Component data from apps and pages

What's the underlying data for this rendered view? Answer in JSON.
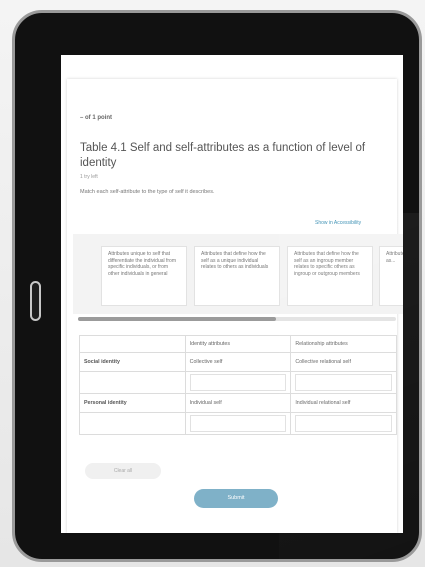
{
  "question": {
    "points_label": "– of 1 point",
    "title": "Table 4.1 Self and self-attributes as a function of level of identity",
    "subtitle": "1 try left",
    "instruction": "Match each self-attribute to the type of self it describes.",
    "show_link": "Show in Accessibility"
  },
  "chips": [
    "Attributes unique to self that differentiate the individual from specific individuals, or from other individuals in general",
    "Attributes that define how the self as a unique individual relates to others as individuals",
    "Attributes that define how the self as an ingroup member relates to specific others as ingroup or outgroup members",
    "Attributes that define the self as..."
  ],
  "table": {
    "columns": [
      "",
      "Identity attributes",
      "Relationship attributes"
    ],
    "rows": [
      {
        "label": "Social identity",
        "cells": [
          "Collective self",
          "Collective relational self"
        ]
      },
      {
        "label": "Personal identity",
        "cells": [
          "Individual self",
          "Individual relational self"
        ]
      }
    ]
  },
  "buttons": {
    "clear": "Clear all",
    "submit": "Submit"
  },
  "colors": {
    "accent": "#7fb1c8",
    "link": "#3a8fb3",
    "bezel": "#111111"
  }
}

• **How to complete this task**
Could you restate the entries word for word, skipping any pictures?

• **Exercise answer**
What's the underlying data for this rendered view? Answer in JSON.
{
  "question": {
    "points_label": "– of 1 point",
    "title": "Table 4.1 Self and self-attributes as a function of level of identity",
    "subtitle": "1 try left",
    "instruction": "Match each self-attribute to the type of self it describes.",
    "show_link": "Show in Accessibility"
  },
  "chips": [
    "Attributes unique to self that differentiate the individual from specific individuals, or from other individuals in general",
    "Attributes that define how the self as a unique individual relates to others as individuals",
    "Attributes that define how the self as an ingroup member relates to specific others as ingroup or outgroup members",
    "Attributes that define the self as..."
  ],
  "table": {
    "columns": [
      "",
      "Identity attributes",
      "Relationship attributes"
    ],
    "rows": [
      {
        "label": "Social identity",
        "cells": [
          "Collective self",
          "Collective relational self"
        ]
      },
      {
        "label": "Personal identity",
        "cells": [
          "Individual self",
          "Individual relational self"
        ]
      }
    ]
  },
  "buttons": {
    "clear": "Clear all",
    "submit": "Submit"
  },
  "colors": {
    "accent": "#7fb1c8",
    "link": "#3a8fb3",
    "bezel": "#111111"
  }
}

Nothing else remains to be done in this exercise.